### Supplied records
•••

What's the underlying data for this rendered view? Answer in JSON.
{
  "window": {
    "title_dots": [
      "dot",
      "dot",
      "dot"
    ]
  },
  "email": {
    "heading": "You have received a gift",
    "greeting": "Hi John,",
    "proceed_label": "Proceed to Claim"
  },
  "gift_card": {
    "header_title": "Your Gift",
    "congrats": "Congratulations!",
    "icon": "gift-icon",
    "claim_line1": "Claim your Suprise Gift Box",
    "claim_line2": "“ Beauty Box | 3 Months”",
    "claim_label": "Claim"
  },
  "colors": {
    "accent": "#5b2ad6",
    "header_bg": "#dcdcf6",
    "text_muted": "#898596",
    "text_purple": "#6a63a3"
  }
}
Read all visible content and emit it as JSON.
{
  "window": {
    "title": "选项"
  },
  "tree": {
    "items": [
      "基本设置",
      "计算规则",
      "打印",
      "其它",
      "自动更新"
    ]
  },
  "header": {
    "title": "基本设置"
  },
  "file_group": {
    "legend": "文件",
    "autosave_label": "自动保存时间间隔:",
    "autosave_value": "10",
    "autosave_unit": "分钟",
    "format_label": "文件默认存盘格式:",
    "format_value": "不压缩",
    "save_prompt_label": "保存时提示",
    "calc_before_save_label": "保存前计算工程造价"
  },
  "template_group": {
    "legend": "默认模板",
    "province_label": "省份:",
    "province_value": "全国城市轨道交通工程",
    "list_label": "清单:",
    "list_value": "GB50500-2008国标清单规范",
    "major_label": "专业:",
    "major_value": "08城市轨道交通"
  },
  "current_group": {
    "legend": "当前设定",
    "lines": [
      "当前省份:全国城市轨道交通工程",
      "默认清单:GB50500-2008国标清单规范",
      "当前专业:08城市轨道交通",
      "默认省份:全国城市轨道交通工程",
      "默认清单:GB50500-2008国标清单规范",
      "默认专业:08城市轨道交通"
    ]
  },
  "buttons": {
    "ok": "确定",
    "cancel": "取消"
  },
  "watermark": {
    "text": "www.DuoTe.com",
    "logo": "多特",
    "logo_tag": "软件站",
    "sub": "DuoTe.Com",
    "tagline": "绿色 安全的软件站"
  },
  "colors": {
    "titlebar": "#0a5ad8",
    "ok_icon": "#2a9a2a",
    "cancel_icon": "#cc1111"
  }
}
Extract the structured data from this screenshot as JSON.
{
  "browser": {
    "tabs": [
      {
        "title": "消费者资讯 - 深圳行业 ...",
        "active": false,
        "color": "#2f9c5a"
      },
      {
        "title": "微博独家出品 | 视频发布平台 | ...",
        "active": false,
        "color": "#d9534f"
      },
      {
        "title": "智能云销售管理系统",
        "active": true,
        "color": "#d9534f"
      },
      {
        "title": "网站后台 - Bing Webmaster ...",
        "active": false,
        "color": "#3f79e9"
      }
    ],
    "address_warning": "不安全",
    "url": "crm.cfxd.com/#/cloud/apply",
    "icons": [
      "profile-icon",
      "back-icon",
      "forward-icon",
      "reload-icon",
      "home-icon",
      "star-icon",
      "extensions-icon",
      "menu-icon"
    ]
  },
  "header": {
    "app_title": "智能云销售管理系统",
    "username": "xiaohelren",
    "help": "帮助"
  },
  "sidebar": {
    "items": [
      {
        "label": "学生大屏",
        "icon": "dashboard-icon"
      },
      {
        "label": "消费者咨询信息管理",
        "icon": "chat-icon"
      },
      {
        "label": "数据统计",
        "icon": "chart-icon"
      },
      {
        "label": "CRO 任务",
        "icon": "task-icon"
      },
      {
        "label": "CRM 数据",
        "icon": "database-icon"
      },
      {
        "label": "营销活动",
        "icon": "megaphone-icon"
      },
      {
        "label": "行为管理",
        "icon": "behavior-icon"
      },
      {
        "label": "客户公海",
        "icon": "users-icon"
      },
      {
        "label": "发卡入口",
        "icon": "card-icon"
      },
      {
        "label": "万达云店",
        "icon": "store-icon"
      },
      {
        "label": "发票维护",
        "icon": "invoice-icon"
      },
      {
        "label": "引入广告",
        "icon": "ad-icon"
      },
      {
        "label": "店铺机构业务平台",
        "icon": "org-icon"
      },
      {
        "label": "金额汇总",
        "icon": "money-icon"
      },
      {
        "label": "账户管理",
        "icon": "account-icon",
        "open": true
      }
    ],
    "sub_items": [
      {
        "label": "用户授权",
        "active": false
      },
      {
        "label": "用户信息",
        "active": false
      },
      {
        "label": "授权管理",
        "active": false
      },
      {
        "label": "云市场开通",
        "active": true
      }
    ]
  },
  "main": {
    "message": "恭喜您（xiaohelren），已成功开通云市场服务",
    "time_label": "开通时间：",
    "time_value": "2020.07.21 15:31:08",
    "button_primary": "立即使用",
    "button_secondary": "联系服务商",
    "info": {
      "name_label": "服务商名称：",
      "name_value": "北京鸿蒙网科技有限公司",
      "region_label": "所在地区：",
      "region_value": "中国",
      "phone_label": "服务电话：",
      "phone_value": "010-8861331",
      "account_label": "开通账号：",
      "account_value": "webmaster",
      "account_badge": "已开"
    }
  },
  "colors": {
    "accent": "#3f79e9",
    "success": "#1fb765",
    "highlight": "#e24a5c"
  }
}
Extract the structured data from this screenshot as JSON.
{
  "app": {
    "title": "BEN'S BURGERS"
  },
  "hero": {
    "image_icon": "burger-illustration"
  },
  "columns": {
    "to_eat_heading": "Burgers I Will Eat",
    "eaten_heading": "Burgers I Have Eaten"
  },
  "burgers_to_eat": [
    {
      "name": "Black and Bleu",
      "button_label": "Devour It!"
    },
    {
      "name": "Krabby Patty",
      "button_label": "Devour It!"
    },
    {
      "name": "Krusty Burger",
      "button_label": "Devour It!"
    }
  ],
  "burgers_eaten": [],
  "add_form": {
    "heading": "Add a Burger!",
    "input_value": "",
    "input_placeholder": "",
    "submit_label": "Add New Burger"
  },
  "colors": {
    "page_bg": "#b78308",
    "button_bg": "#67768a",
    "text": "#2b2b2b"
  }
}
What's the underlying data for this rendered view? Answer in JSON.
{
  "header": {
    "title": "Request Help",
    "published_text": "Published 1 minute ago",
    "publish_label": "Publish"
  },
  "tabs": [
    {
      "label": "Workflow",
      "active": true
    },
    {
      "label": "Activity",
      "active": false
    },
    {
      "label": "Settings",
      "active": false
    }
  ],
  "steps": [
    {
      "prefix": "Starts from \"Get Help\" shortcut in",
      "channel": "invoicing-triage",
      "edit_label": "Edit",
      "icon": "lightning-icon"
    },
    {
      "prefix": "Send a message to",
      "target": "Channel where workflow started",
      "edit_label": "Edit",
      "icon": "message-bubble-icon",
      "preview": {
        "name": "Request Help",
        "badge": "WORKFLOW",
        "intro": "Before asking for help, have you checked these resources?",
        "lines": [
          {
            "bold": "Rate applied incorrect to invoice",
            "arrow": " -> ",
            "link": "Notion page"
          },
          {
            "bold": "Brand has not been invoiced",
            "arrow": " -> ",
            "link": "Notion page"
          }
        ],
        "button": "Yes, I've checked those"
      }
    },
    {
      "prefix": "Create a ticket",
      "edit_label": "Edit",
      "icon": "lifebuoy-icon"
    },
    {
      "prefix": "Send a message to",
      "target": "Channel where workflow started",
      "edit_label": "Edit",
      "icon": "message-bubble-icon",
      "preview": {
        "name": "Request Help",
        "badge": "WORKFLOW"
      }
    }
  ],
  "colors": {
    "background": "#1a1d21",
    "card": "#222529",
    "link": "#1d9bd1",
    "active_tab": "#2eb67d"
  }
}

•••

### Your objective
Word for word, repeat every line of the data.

### Response box
What's the underlying data for this rendered view? Answer in JSON.
{
  "window": {
    "title_dots": [
      "dot",
      "dot",
      "dot"
    ]
  },
  "email": {
    "heading": "You have received a gift",
    "greeting": "Hi John,",
    "proceed_label": "Proceed to Claim"
  },
  "gift_card": {
    "header_title": "Your Gift",
    "congrats": "Congratulations!",
    "icon": "gift-icon",
    "claim_line1": "Claim your Suprise Gift Box",
    "claim_line2": "“ Beauty Box | 3 Months”",
    "claim_label": "Claim"
  },
  "colors": {
    "accent": "#5b2ad6",
    "header_bg": "#dcdcf6",
    "text_muted": "#898596",
    "text_purple": "#6a63a3"
  }
}
Read all visible content and emit it as JSON.
{
  "window": {
    "title": "选项"
  },
  "tree": {
    "items": [
      "基本设置",
      "计算规则",
      "打印",
      "其它",
      "自动更新"
    ]
  },
  "header": {
    "title": "基本设置"
  },
  "file_group": {
    "legend": "文件",
    "autosave_label": "自动保存时间间隔:",
    "autosave_value": "10",
    "autosave_unit": "分钟",
    "format_label": "文件默认存盘格式:",
    "format_value": "不压缩",
    "save_prompt_label": "保存时提示",
    "calc_before_save_label": "保存前计算工程造价"
  },
  "template_group": {
    "legend": "默认模板",
    "province_label": "省份:",
    "province_value": "全国城市轨道交通工程",
    "list_label": "清单:",
    "list_value": "GB50500-2008国标清单规范",
    "major_label": "专业:",
    "major_value": "08城市轨道交通"
  },
  "current_group": {
    "legend": "当前设定",
    "lines": [
      "当前省份:全国城市轨道交通工程",
      "默认清单:GB50500-2008国标清单规范",
      "当前专业:08城市轨道交通",
      "默认省份:全国城市轨道交通工程",
      "默认清单:GB50500-2008国标清单规范",
      "默认专业:08城市轨道交通"
    ]
  },
  "buttons": {
    "ok": "确定",
    "cancel": "取消"
  },
  "watermark": {
    "text": "www.DuoTe.com",
    "logo": "多特",
    "logo_tag": "软件站",
    "sub": "DuoTe.Com",
    "tagline": "绿色 安全的软件站"
  },
  "colors": {
    "titlebar": "#0a5ad8",
    "ok_icon": "#2a9a2a",
    "cancel_icon": "#cc1111"
  }
}
Extract the structured data from this screenshot as JSON.
{
  "browser": {
    "tabs": [
      {
        "title": "消费者资讯 - 深圳行业 ...",
        "active": false,
        "color": "#2f9c5a"
      },
      {
        "title": "微博独家出品 | 视频发布平台 | ...",
        "active": false,
        "color": "#d9534f"
      },
      {
        "title": "智能云销售管理系统",
        "active": true,
        "color": "#d9534f"
      },
      {
        "title": "网站后台 - Bing Webmaster ...",
        "active": false,
        "color": "#3f79e9"
      }
    ],
    "address_warning": "不安全",
    "url": "crm.cfxd.com/#/cloud/apply",
    "icons": [
      "profile-icon",
      "back-icon",
      "forward-icon",
      "reload-icon",
      "home-icon",
      "star-icon",
      "extensions-icon",
      "menu-icon"
    ]
  },
  "header": {
    "app_title": "智能云销售管理系统",
    "username": "xiaohelren",
    "help": "帮助"
  },
  "sidebar": {
    "items": [
      {
        "label": "学生大屏",
        "icon": "dashboard-icon"
      },
      {
        "label": "消费者咨询信息管理",
        "icon": "chat-icon"
      },
      {
        "label": "数据统计",
        "icon": "chart-icon"
      },
      {
        "label": "CRO 任务",
        "icon": "task-icon"
      },
      {
        "label": "CRM 数据",
        "icon": "database-icon"
      },
      {
        "label": "营销活动",
        "icon": "megaphone-icon"
      },
      {
        "label": "行为管理",
        "icon": "behavior-icon"
      },
      {
        "label": "客户公海",
        "icon": "users-icon"
      },
      {
        "label": "发卡入口",
        "icon": "card-icon"
      },
      {
        "label": "万达云店",
        "icon": "store-icon"
      },
      {
        "label": "发票维护",
        "icon": "invoice-icon"
      },
      {
        "label": "引入广告",
        "icon": "ad-icon"
      },
      {
        "label": "店铺机构业务平台",
        "icon": "org-icon"
      },
      {
        "label": "金额汇总",
        "icon": "money-icon"
      },
      {
        "label": "账户管理",
        "icon": "account-icon",
        "open": true
      }
    ],
    "sub_items": [
      {
        "label": "用户授权",
        "active": false
      },
      {
        "label": "用户信息",
        "active": false
      },
      {
        "label": "授权管理",
        "active": false
      },
      {
        "label": "云市场开通",
        "active": true
      }
    ]
  },
  "main": {
    "message": "恭喜您（xiaohelren），已成功开通云市场服务",
    "time_label": "开通时间：",
    "time_value": "2020.07.21 15:31:08",
    "button_primary": "立即使用",
    "button_secondary": "联系服务商",
    "info": {
      "name_label": "服务商名称：",
      "name_value": "北京鸿蒙网科技有限公司",
      "region_label": "所在地区：",
      "region_value": "中国",
      "phone_label": "服务电话：",
      "phone_value": "010-8861331",
      "account_label": "开通账号：",
      "account_value": "webmaster",
      "account_badge": "已开"
    }
  },
  "colors": {
    "accent": "#3f79e9",
    "success": "#1fb765",
    "highlight": "#e24a5c"
  }
}
Extract the structured data from this screenshot as JSON.
{
  "app": {
    "title": "BEN'S BURGERS"
  },
  "hero": {
    "image_icon": "burger-illustration"
  },
  "columns": {
    "to_eat_heading": "Burgers I Will Eat",
    "eaten_heading": "Burgers I Have Eaten"
  },
  "burgers_to_eat": [
    {
      "name": "Black and Bleu",
      "button_label": "Devour It!"
    },
    {
      "name": "Krabby Patty",
      "button_label": "Devour It!"
    },
    {
      "name": "Krusty Burger",
      "button_label": "Devour It!"
    }
  ],
  "burgers_eaten": [],
  "add_form": {
    "heading": "Add a Burger!",
    "input_value": "",
    "input_placeholder": "",
    "submit_label": "Add New Burger"
  },
  "colors": {
    "page_bg": "#b78308",
    "button_bg": "#67768a",
    "text": "#2b2b2b"
  }
}
What's the underlying data for this rendered view? Answer in JSON.
{
  "header": {
    "title": "Request Help",
    "published_text": "Published 1 minute ago",
    "publish_label": "Publish"
  },
  "tabs": [
    {
      "label": "Workflow",
      "active": true
    },
    {
      "label": "Activity",
      "active": false
    },
    {
      "label": "Settings",
      "active": false
    }
  ],
  "steps": [
    {
      "prefix": "Starts from \"Get Help\" shortcut in",
      "channel": "invoicing-triage",
      "edit_label": "Edit",
      "icon": "lightning-icon"
    },
    {
      "prefix": "Send a message to",
      "target": "Channel where workflow started",
      "edit_label": "Edit",
      "icon": "message-bubble-icon",
      "preview": {
        "name": "Request Help",
        "badge": "WORKFLOW",
        "intro": "Before asking for help, have you checked these resources?",
        "lines": [
          {
            "bold": "Rate applied incorrect to invoice",
            "arrow": " -> ",
            "link": "Notion page"
          },
          {
            "bold": "Brand has not been invoiced",
            "arrow": " -> ",
            "link": "Notion page"
          }
        ],
        "button": "Yes, I've checked those"
      }
    },
    {
      "prefix": "Create a ticket",
      "edit_label": "Edit",
      "icon": "lifebuoy-icon"
    },
    {
      "prefix": "Send a message to",
      "target": "Channel where workflow started",
      "edit_label": "Edit",
      "icon": "message-bubble-icon",
      "preview": {
        "name": "Request Help",
        "badge": "WORKFLOW"
      }
    }
  ],
  "colors": {
    "background": "#1a1d21",
    "card": "#222529",
    "link": "#1d9bd1",
    "active_tab": "#2eb67d"
  }
}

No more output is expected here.